Kodumanal, celebrated in Tamil Sangam literature (datable from the second century BCE to the second century C.E.), is now one of the most explored sites in India. The Sangam work Pathitruppatthu refers to Kodumanal as Kodumanam in two places. While the poet Kabilar refers to it as Kodumanam patta nankalam, another poet, Arisil Kizhar, celebrates it as Kodumanam patta vinaimaan arunkalam, that is, Kodumanam, the place where rare jewels are made. A horizontally excavated site, Kodumanal has yielded the highest number of inscribed potsherds (about 315 potsherds with Tamil-Brahmi inscriptions) and also the largest number of exposed graves for any single archaeological site in India.
It was V.N. Srinivasa Desikan of the Archaeological Survey of India (ASI) who first noticed Kodumanals antiquity in 1961. R. Nagaswamy, then Director, Tamil Nadu State Department of Archaeology, made a trial excavation there in the 1980s. Nagaswamy credited S. Raju, a scholar in Tamil and then Professor of Epigraphy, Tamil University, Thanjavur, with discovering Kodumanal. Raju first highlighted Kodumanals archaeological potential by his frequent visits to the site and the paper he presented in the World Tamil Conference held in Madurai in 1981. He supported the observations he made in his paper with a large number of antiquities he collected from the site. All this made Y. Subbarayalu of Tamil University direct K. Rajan, then a research scholar in the university, to explore the Coimbatore region. Rajan discovered more than 120 archaeological sites for his PhD thesis on the megalithic sites of the Coimbatore region.

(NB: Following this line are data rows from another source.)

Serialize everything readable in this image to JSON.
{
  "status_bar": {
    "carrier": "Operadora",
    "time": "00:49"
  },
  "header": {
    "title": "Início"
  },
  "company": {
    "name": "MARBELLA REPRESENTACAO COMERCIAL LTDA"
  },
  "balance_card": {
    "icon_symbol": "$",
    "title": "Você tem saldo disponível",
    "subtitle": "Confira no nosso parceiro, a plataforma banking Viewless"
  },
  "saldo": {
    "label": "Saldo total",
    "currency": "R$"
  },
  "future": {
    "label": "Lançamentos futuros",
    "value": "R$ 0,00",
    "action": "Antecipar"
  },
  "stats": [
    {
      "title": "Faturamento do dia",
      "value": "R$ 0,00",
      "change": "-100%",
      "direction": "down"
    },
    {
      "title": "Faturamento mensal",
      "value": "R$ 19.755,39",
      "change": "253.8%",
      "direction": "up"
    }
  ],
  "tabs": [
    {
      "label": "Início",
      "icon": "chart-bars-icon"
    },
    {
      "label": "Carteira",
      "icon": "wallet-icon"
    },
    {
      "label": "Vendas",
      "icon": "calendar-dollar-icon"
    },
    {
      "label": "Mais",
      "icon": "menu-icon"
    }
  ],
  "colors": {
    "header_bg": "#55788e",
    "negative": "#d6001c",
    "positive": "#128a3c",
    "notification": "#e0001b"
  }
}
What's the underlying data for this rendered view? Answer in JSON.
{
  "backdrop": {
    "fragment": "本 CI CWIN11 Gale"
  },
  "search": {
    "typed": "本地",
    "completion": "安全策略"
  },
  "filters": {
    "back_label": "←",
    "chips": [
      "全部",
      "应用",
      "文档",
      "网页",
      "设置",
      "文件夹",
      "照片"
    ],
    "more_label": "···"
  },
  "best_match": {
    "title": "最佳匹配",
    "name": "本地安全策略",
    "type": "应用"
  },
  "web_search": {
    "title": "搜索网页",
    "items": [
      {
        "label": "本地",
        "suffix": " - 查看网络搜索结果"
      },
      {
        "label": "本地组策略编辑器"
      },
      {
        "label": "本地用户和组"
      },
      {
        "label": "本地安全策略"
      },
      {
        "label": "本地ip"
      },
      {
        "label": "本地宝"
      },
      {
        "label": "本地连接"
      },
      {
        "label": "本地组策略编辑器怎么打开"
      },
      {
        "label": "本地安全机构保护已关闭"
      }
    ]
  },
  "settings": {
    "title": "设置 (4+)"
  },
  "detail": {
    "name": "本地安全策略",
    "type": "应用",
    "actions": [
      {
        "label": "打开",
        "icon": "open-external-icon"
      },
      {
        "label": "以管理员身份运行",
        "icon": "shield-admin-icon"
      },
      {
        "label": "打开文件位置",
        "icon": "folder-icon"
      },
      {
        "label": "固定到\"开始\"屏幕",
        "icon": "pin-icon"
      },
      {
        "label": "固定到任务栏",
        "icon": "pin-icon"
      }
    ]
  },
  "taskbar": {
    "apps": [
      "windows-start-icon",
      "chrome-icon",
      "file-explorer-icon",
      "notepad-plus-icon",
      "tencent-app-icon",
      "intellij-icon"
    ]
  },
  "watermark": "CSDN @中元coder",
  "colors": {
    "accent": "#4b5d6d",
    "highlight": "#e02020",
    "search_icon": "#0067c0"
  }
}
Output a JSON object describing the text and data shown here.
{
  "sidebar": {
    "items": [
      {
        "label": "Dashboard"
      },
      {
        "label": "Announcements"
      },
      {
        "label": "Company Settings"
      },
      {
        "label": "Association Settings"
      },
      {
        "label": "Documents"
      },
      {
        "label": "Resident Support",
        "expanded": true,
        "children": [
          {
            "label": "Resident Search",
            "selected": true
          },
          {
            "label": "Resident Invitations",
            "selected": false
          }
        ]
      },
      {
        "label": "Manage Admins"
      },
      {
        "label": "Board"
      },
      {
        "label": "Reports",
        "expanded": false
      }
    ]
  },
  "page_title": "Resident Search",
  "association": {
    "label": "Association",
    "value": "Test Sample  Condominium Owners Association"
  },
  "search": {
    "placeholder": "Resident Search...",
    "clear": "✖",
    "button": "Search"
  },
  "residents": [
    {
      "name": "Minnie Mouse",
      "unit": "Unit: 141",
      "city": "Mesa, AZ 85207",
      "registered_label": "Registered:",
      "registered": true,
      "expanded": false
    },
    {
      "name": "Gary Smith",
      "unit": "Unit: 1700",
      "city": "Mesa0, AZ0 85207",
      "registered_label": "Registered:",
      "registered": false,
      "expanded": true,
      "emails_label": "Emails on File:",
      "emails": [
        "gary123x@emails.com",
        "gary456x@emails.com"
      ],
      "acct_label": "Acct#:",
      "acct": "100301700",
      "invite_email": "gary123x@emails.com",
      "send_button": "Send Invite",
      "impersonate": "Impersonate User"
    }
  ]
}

A series of excavations started in 1985. Every season was a success and success has followed every trench. The success will continue, said Rajan. Tamil University excavators dug 48 trenches and exposed 13 megalithic graves in 1985, 1986, 1988 and 1990, with Subbarayalu as the Director of Excavation and Rajan actively associated with him. Each trench covered a four-square-metre area. The Department of Ancient History and Archaeology, University of Madras, and the Tamil Nadu State Department of Archaeology collaborated with Tamil University to a limited extent. The excavations in the habitation mound covered a fairly big area and may be classified as area excavation, said Subbarayalu. Later, the State Department of Archaeology excavated another 15 trenches and exposed three more megalithic graves in 1998 and 1999.
In April and May 2012, it was the turn of Pondicherry University, encouraged by its Vice-Chancellor, Professor J.A.K. Tareen, to resume the excavation at Kodumanal with K. Rajan as its director. He had a team of young, enthusiastic research scholars V.P. Yathees Kumar, S. Selvakumar, R. Ramesh, A. Perumal, P. Balamurugan and P. Ramesh who took part in the excavation, funded by the ASI and the Central Institute of Classical Tamil, Chennai. Four trenches that were excavated this year revealed the remains of an industrial complex, while two megalithic graves with cist burials shed light on the majesty of the cist burial and funerary customs of the period concerned. Yathees Kumar, who had worked under Rajan in the previous excavations at Thandikudi and Povanthal, both in Tamil Nadu, said he was glad that he could take part in the excavation at an ancient site like Kodumanal.
Kodumanal lies on the ancient trade route that connected the Chera capital of Karur (Vanji) on the east with the famous Chera seaport of Musiri on the west coast in present-day Kerala. Roman coin hoards have been found in several places in this region. Roman coin hoard sites such as Vellalur and Eyyal are located on this route. A major Roman coin hoard of 522 denarii (silver coins) was found in an earthen pot at Vellalur in 1841. Roman coin hoards of 547 denarii and 12 denarii were found in 1891 and in 1931, and gold jewellery with Tiberian aureole (gold coins) were found at Vellalur in 1939. Kattankanni, another Roman coin hoard site, is situated 5 km west of Kodumanal. A hoard of 233 denarii of Augustus and Tiberius was found at Kattankanni in 1913.
Rajan said: These coins vouchsafe for the trade this region had with the Roman world. The provenances of these coins would suggest an ancient trade route passing along the banks of the Noyyal river from the ports on the west coast to Karur and further east. Greek and Latin writers of the first and second century C.E. have spoken about beryl, quartz and other jewel stones figuring prominently in Roman trade.
There is a late 15th century C.E. inscription near the Noyyal river that describes the boundaries of the village. It is clear that Kodumanal was a big village at that time. It is a sprawling village even today with vast open spaces and tidy-looking houses. There is an air of cleanliness everywhere. The roads are smooth and macadamised. Even today, there is no tea stall to be seen in the village where Rajan searched for one in vain in 1983. The use of plastic is banned. G. Selvaraj, son of late Govindasamy Gounder, is the village president. Selvarajs brother, G. Ramachandran alias Somu, and their families are archaeology buffs and they have helped the excavations in every way.T.S. Subramanian